About this task: Search the records for "than" and copy each line that holds it.

Start of Source records

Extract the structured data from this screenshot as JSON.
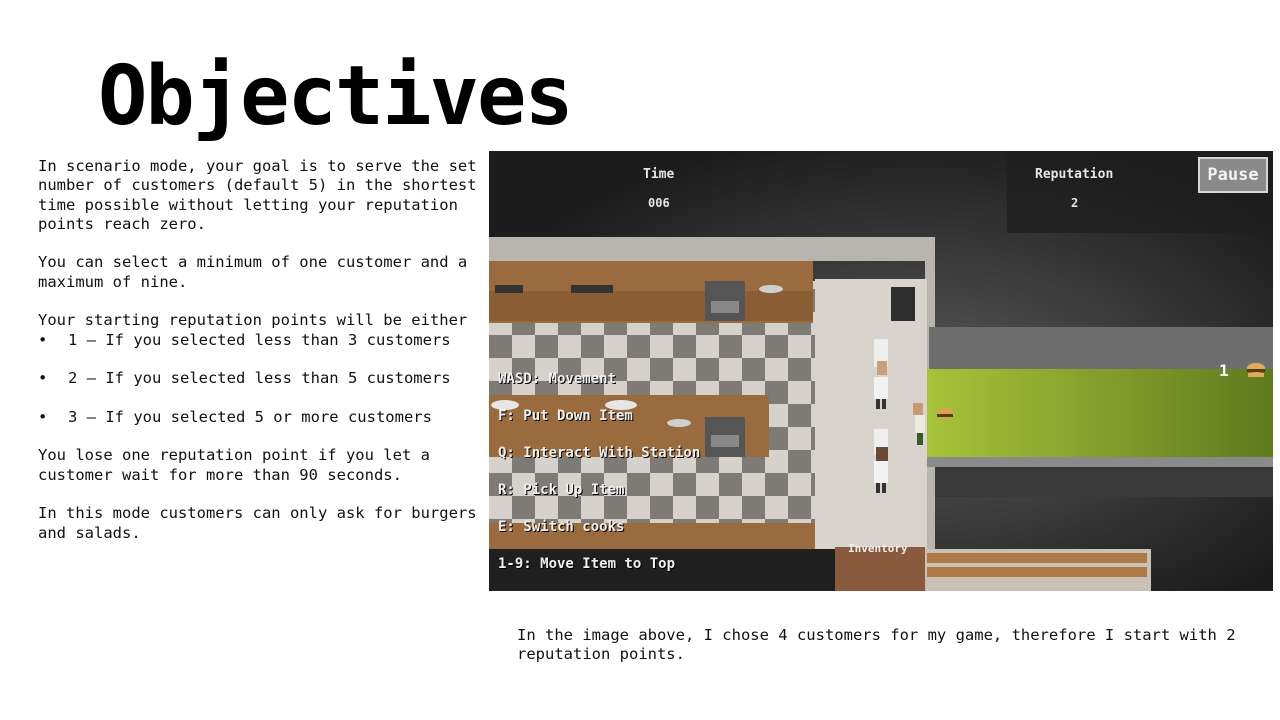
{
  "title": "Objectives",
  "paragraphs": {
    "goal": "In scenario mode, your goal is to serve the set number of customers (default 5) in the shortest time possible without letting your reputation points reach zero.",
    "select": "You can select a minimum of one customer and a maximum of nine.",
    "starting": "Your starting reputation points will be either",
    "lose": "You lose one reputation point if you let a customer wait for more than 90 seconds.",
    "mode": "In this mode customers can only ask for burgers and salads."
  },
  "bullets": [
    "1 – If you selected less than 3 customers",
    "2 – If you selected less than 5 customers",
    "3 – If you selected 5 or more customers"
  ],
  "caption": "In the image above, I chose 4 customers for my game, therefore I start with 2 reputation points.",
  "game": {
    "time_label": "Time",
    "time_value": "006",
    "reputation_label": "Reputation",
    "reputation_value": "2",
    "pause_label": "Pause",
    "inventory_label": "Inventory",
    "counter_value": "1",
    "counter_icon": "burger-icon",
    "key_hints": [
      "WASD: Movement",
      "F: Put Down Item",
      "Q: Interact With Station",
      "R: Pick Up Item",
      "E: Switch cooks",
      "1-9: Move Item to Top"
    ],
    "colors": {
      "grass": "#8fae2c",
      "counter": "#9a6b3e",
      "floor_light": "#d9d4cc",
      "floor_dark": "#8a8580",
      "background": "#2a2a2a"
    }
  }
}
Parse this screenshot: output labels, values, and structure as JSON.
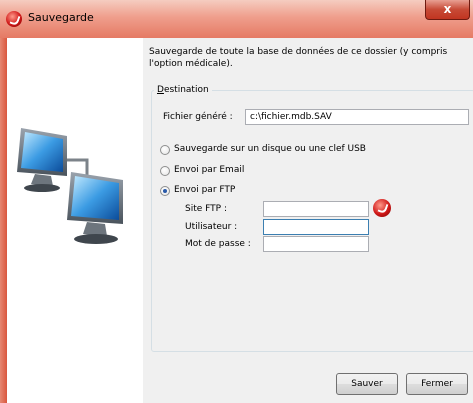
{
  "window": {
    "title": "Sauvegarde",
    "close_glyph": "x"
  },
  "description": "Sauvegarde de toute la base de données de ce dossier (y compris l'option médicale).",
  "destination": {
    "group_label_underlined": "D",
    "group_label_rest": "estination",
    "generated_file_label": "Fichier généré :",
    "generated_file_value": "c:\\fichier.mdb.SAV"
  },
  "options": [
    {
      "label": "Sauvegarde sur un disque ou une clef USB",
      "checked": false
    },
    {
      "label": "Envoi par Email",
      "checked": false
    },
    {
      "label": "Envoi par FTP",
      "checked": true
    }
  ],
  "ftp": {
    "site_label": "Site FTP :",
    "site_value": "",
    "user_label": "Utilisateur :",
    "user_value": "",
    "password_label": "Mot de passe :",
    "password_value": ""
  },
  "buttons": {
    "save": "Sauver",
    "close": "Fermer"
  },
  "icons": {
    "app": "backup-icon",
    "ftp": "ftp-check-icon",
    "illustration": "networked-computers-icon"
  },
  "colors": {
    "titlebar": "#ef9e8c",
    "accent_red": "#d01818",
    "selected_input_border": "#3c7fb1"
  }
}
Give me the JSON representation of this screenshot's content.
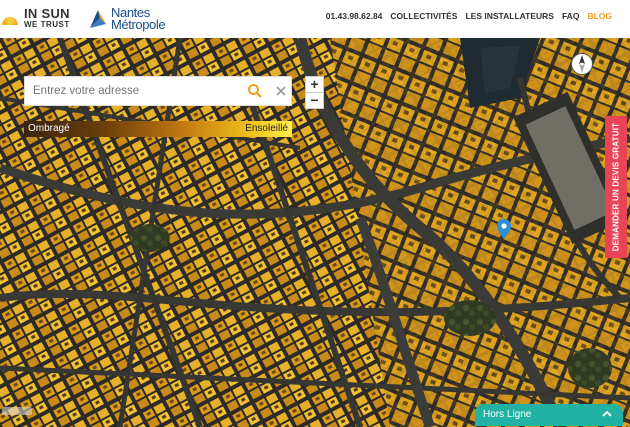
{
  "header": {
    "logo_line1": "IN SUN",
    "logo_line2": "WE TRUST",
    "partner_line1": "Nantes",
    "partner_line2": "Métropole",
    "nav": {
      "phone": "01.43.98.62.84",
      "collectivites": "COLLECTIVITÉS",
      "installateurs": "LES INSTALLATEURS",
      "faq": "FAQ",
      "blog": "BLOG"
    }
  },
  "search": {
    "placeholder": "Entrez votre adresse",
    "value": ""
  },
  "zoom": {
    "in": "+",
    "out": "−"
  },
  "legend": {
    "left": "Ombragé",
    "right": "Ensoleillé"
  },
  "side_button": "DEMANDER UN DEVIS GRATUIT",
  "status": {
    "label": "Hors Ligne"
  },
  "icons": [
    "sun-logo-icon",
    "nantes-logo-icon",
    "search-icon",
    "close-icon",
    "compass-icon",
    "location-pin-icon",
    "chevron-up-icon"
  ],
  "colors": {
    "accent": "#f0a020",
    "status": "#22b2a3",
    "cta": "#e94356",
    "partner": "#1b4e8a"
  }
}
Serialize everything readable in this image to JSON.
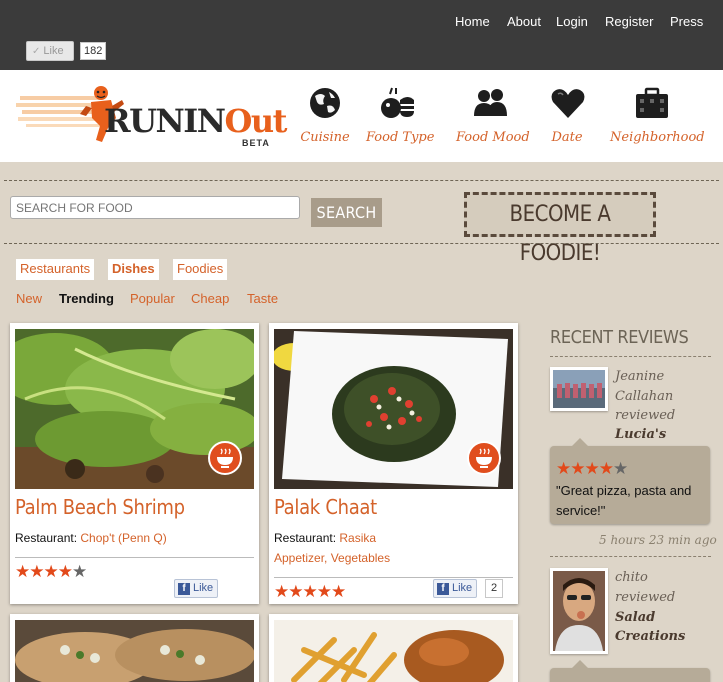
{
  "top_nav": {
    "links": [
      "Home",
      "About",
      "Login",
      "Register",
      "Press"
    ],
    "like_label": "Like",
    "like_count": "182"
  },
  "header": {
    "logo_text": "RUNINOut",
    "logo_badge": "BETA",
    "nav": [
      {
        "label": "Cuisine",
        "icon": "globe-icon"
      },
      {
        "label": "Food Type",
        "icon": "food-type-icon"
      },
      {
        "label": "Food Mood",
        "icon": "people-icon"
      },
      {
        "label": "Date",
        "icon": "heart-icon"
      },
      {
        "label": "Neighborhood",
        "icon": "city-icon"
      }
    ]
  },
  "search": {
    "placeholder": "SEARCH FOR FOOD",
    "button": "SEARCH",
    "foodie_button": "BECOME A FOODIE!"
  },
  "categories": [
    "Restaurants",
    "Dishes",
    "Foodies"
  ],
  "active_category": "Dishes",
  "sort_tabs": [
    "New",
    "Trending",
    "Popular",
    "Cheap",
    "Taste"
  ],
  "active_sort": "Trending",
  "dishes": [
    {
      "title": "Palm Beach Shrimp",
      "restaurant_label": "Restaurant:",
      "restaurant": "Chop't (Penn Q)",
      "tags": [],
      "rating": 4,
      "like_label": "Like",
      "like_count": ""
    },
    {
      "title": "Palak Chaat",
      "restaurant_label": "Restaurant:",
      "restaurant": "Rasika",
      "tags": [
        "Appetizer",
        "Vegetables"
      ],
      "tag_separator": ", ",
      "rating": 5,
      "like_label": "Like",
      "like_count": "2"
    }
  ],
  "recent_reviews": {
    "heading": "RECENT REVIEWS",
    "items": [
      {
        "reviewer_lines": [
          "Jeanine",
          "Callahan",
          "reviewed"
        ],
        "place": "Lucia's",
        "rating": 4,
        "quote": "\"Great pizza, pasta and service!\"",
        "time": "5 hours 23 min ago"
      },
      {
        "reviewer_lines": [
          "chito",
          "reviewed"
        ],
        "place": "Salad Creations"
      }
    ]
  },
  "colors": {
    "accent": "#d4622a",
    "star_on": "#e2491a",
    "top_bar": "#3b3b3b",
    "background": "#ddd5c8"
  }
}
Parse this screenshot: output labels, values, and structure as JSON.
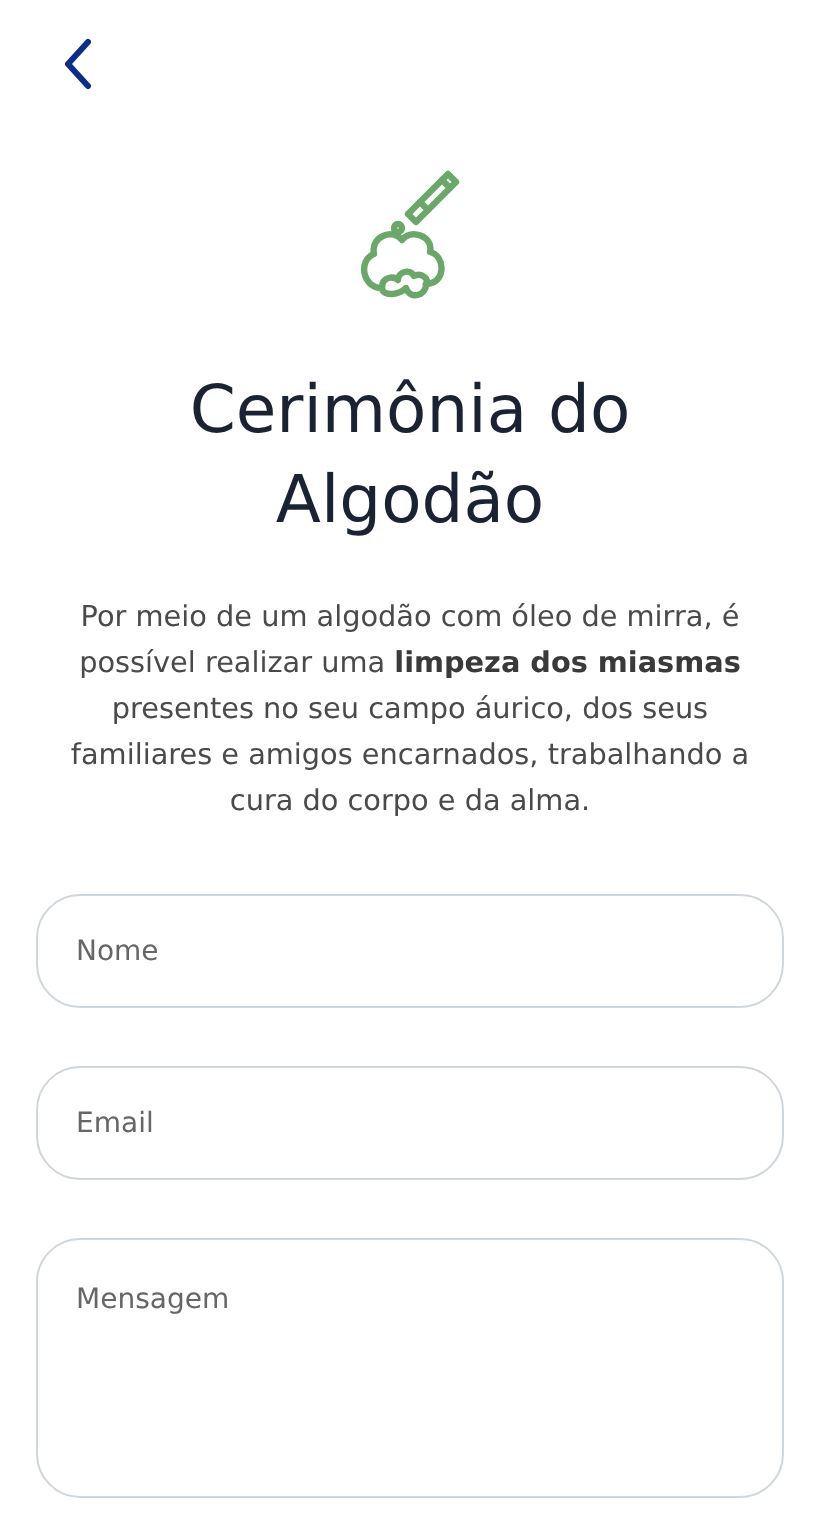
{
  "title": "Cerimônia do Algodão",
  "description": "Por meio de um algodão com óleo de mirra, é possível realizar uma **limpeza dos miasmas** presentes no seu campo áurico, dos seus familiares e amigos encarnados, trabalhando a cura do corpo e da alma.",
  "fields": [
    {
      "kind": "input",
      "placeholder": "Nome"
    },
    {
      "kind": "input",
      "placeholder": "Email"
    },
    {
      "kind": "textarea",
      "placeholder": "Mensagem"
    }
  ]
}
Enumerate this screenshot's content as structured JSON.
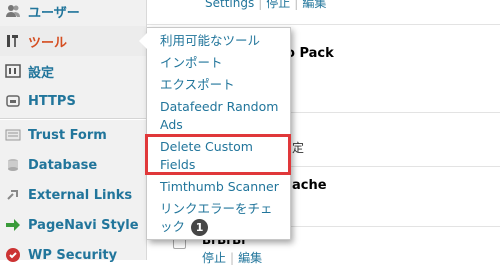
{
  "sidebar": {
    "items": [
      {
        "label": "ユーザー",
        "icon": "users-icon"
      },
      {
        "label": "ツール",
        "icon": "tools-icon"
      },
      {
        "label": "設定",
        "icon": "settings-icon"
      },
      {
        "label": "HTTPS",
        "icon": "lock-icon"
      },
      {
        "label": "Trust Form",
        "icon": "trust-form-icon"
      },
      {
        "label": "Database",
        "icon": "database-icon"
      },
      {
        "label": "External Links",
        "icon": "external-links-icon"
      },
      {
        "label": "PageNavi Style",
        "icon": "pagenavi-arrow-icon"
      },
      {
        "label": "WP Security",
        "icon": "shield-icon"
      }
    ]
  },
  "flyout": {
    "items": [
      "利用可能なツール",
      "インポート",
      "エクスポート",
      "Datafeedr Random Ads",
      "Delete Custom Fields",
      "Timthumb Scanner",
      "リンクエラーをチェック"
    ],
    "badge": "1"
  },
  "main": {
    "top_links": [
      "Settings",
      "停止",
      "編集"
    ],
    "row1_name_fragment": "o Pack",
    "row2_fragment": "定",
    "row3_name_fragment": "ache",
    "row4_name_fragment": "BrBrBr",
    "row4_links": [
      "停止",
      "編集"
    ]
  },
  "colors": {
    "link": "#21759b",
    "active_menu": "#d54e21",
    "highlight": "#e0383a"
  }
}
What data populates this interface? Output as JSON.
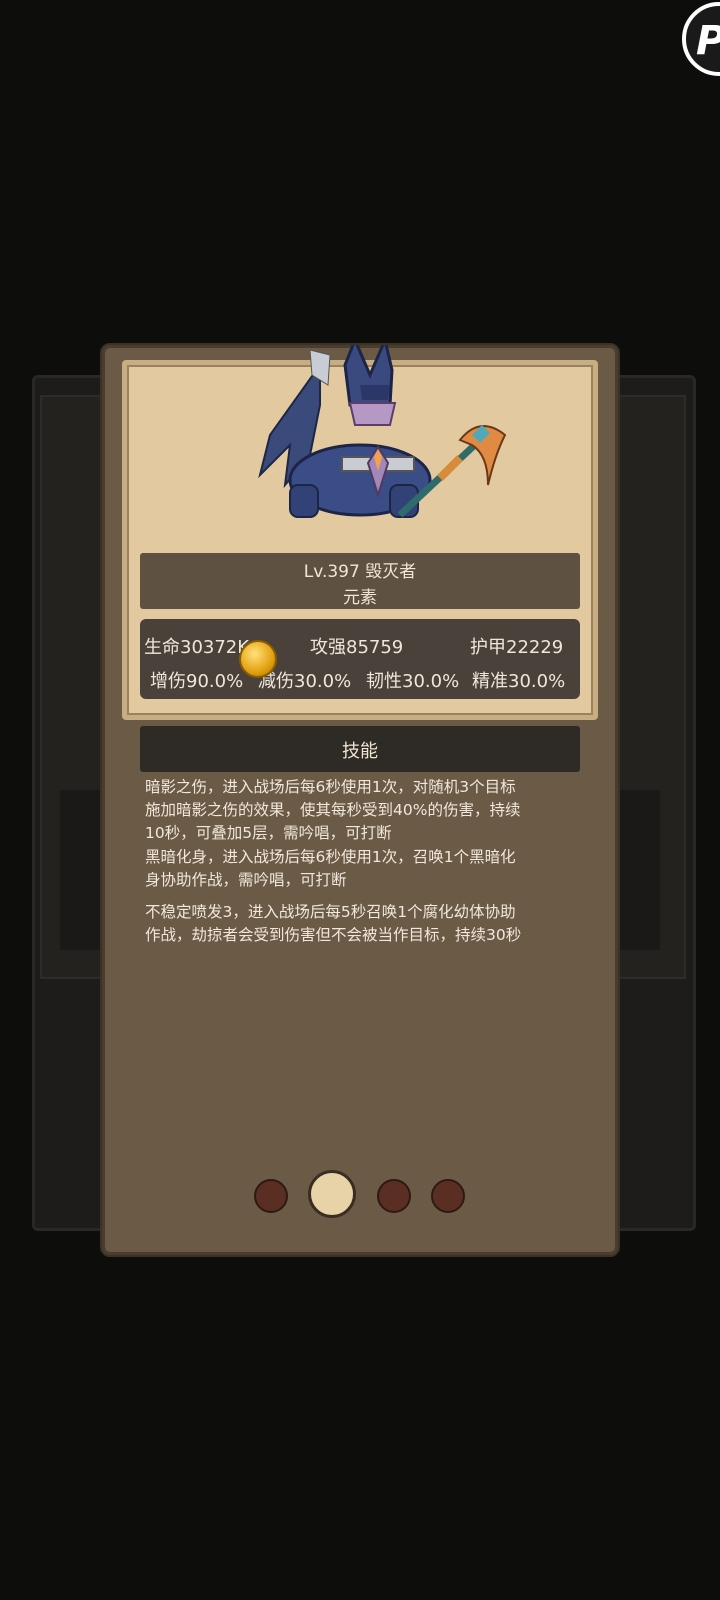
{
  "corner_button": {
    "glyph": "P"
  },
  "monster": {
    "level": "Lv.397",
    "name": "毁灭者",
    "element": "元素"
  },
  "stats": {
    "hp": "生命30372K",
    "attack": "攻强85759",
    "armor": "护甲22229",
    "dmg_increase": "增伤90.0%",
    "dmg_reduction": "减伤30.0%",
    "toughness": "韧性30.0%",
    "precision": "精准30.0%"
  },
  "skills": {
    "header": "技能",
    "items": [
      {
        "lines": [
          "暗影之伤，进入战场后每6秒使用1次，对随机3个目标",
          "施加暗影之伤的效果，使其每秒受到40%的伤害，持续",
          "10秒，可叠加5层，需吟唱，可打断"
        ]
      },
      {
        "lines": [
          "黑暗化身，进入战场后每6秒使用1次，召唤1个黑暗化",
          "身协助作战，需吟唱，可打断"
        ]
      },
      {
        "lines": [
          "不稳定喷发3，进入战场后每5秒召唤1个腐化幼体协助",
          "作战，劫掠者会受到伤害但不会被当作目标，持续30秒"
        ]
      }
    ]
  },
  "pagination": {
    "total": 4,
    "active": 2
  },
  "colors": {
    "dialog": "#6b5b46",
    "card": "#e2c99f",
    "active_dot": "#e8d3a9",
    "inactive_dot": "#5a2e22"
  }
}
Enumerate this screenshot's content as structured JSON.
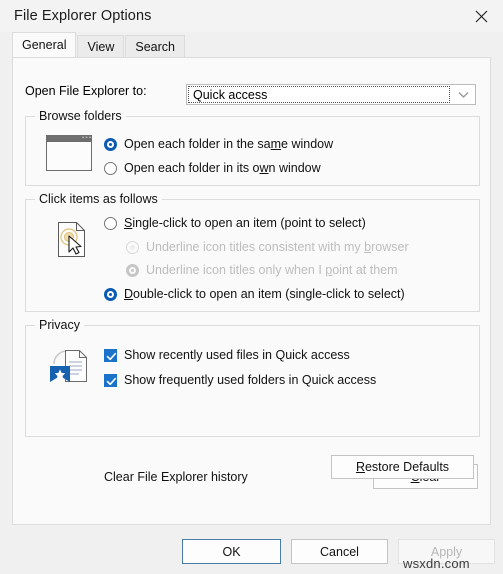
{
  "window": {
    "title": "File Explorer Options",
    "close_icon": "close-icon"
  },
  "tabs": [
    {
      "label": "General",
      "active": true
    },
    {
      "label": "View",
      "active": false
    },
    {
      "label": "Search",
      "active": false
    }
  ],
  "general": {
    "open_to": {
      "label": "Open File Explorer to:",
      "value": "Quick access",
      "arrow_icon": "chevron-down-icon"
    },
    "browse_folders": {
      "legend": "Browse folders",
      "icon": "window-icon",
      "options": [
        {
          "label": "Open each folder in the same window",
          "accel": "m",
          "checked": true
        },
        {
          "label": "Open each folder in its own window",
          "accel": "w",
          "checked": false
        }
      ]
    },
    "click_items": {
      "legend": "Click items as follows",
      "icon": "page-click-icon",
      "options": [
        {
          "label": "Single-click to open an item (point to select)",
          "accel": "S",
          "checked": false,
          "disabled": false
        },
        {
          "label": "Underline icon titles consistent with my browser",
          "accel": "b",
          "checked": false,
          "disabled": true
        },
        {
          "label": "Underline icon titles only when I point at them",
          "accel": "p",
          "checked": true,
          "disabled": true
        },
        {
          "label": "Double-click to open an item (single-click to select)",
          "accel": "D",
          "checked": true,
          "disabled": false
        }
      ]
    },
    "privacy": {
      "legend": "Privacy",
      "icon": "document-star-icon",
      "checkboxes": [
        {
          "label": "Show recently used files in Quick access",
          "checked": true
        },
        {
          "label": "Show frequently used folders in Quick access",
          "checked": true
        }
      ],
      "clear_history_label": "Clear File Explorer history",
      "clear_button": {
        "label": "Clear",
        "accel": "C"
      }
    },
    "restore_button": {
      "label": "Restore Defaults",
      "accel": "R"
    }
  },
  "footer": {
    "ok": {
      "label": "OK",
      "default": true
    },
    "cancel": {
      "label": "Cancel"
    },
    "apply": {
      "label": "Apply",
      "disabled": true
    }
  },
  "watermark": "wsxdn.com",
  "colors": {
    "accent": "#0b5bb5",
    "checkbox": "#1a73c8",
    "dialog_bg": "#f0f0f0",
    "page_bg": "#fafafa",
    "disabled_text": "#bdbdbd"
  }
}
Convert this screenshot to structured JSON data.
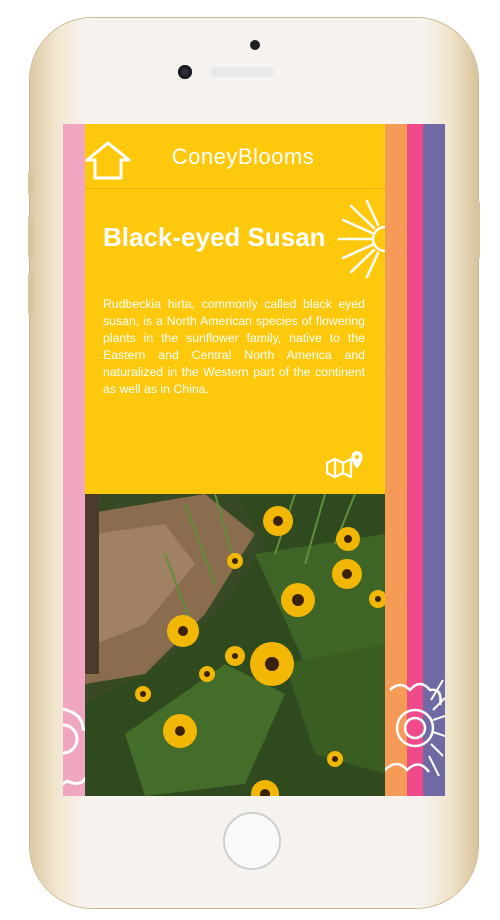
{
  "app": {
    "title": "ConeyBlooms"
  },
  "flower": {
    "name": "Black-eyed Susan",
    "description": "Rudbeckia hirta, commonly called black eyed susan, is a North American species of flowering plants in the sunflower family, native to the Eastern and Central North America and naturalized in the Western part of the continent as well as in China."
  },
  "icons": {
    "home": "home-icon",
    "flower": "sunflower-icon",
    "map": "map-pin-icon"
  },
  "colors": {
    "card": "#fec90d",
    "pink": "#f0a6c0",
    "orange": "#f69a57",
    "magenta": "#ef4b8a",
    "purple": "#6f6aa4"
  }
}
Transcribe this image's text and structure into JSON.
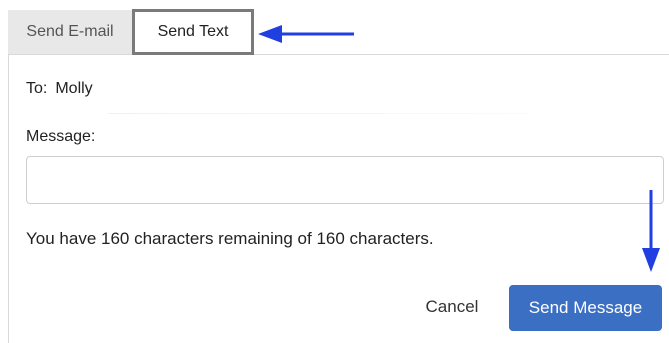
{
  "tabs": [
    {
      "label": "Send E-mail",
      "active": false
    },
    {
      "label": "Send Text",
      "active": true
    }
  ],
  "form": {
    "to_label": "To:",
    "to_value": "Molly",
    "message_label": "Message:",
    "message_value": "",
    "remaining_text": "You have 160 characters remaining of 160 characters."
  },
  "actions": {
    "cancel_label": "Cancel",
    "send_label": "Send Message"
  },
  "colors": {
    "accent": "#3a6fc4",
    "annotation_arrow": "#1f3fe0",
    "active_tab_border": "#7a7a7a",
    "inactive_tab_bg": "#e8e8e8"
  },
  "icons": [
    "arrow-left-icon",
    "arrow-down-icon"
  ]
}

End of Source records

Response box:
    "lose": "You lose one reputation point if you let a customer wait for more than 90 seconds.",
    "1 – If you selected less than 3 customers",
    "2 – If you selected less than 5 customers",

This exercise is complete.